nets.   Netting needles are common,  especially in the New
Kingdom and Roman times.
Faience was made as early as predynastic times, and by the
Third Dynasty had reached a high degree of excellence (see
Fig. 5, facing p. 127). It consists of a body material of very fine,
clean, angular grains of quartz without any visible admixture of
clay or other ingredient. The quartz has the appearance of
having been artificially powdered. The adhesive most probably
used was natron from the Wady Natrun. In the experiments
conducted by Mr. Lucas a mixture of quartz powder strongly
fired with 10 per cent, of natron produced a mass closely resem-
bling ancient faience. After heating, only about 3 per cent, of
the natron remained in combination, the rest having volatilized.
Since the number of analyses of ancient faience are still com-
paratively few, this may account for the adhesive not having
been recorded. The usual method of making faience objects
was by casting them in pottery moulds, of which thousands
have been discovered of all periods. It is possible, however, that
in certain cases the fused mass of quartz and natron was carved
as if it were stone. Faience was used for vases, statuettes,
amulets and inlay. It can take a high glaze, but the method
of its application is still uncertain; in fact, although most careful
experiments are now being carried out, we are still only able
to give the broad lines of the process of faience manufacture.
The chemical composition of glass and glaze is identical (Fig.
10, facing p. 134), namely the result of a complete fusion of
quartz sand containing calcium carbonate with natron or plant
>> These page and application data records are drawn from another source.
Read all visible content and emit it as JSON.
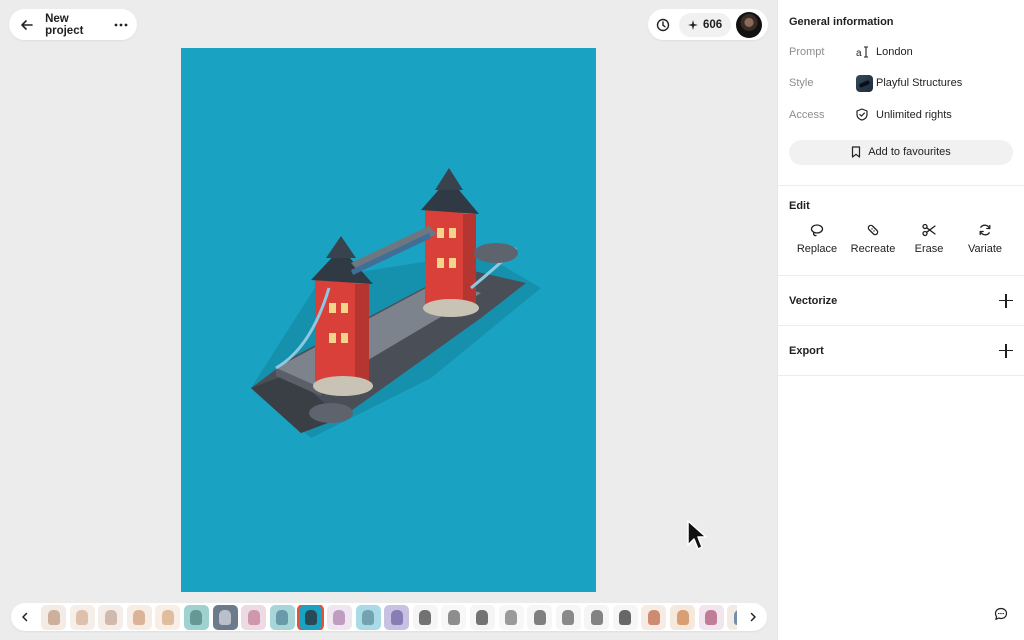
{
  "header": {
    "project_title": "New project",
    "credits": "606"
  },
  "icons": {
    "back": "arrow-left-icon",
    "more": "more-horizontal-icon",
    "history": "clock-icon",
    "credits": "sparkle-icon",
    "filmstrip_prev": "chevron-left-icon",
    "filmstrip_next": "chevron-right-icon",
    "chat": "chat-bubble-icon"
  },
  "filmstrip": {
    "thumbs": [
      {
        "bg": "#f3ece6",
        "fg": "#c7a58d"
      },
      {
        "bg": "#f6efe9",
        "fg": "#d9b9a2"
      },
      {
        "bg": "#f4ede8",
        "fg": "#c9b0a2"
      },
      {
        "bg": "#f5ede6",
        "fg": "#d6a98a"
      },
      {
        "bg": "#f6eee7",
        "fg": "#dcb48f"
      },
      {
        "bg": "#9fd1cf",
        "fg": "#5b8f8c"
      },
      {
        "bg": "#6c7a8c",
        "fg": "#c8ccd3"
      },
      {
        "bg": "#eddbe3",
        "fg": "#c98ba1"
      },
      {
        "bg": "#a8d6d8",
        "fg": "#5e8fa1"
      },
      {
        "bg": "#1aa2c2",
        "fg": "#2b3b44",
        "active": true
      },
      {
        "bg": "#efe6f0",
        "fg": "#b58fb9"
      },
      {
        "bg": "#a9dbe6",
        "fg": "#6c98a6"
      },
      {
        "bg": "#c9c1e2",
        "fg": "#7d72ad"
      },
      {
        "bg": "#f5f5f5",
        "fg": "#5a5a5a"
      },
      {
        "bg": "#f7f7f7",
        "fg": "#7a7a7a"
      },
      {
        "bg": "#f5f5f5",
        "fg": "#5c5c5c"
      },
      {
        "bg": "#f7f7f7",
        "fg": "#8a8a8a"
      },
      {
        "bg": "#f6f6f6",
        "fg": "#6a6a6a"
      },
      {
        "bg": "#f6f6f6",
        "fg": "#777777"
      },
      {
        "bg": "#f5f5f5",
        "fg": "#6e6e6e"
      },
      {
        "bg": "#f6f6f6",
        "fg": "#4e4e4e"
      },
      {
        "bg": "#f7ece4",
        "fg": "#c77a5e"
      },
      {
        "bg": "#f5e9de",
        "fg": "#d59060"
      },
      {
        "bg": "#f2e6ee",
        "fg": "#b86a86"
      },
      {
        "bg": "#f3ebe3",
        "fg": "#5a7fa8"
      }
    ]
  },
  "panel": {
    "general": {
      "title": "General information",
      "rows": [
        {
          "label": "Prompt",
          "value": "London",
          "icon": "text-cursor-icon"
        },
        {
          "label": "Style",
          "value": "Playful Structures",
          "icon": "style-thumbnail"
        },
        {
          "label": "Access",
          "value": "Unlimited rights",
          "icon": "shield-check-icon"
        }
      ],
      "favourite_label": "Add to favourites"
    },
    "edit": {
      "title": "Edit",
      "tools": [
        {
          "label": "Replace",
          "icon": "lasso-icon"
        },
        {
          "label": "Recreate",
          "icon": "bandage-icon"
        },
        {
          "label": "Erase",
          "icon": "scissors-icon"
        },
        {
          "label": "Variate",
          "icon": "refresh-icon"
        }
      ]
    },
    "vectorize": {
      "title": "Vectorize"
    },
    "export": {
      "title": "Export"
    }
  },
  "colors": {
    "canvas_bg": "#ececec",
    "image_bg": "#1aa2c2",
    "tower_red": "#d9403a",
    "active_outline": "#e2533b"
  }
}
ashes and colouring matter. The term glaze is used when the
substance is applied to some material such as stone or faience,
while glass is applied to objects made entirely of this substance.
Glazed beads are known from the predynastic period, but the
specimens of glass ascribed to periods earlier than the beginning
of the Eighteenth Dynasty are all of somewhat dubious date.
Blown glass is not known until the Roman period; the Egyptian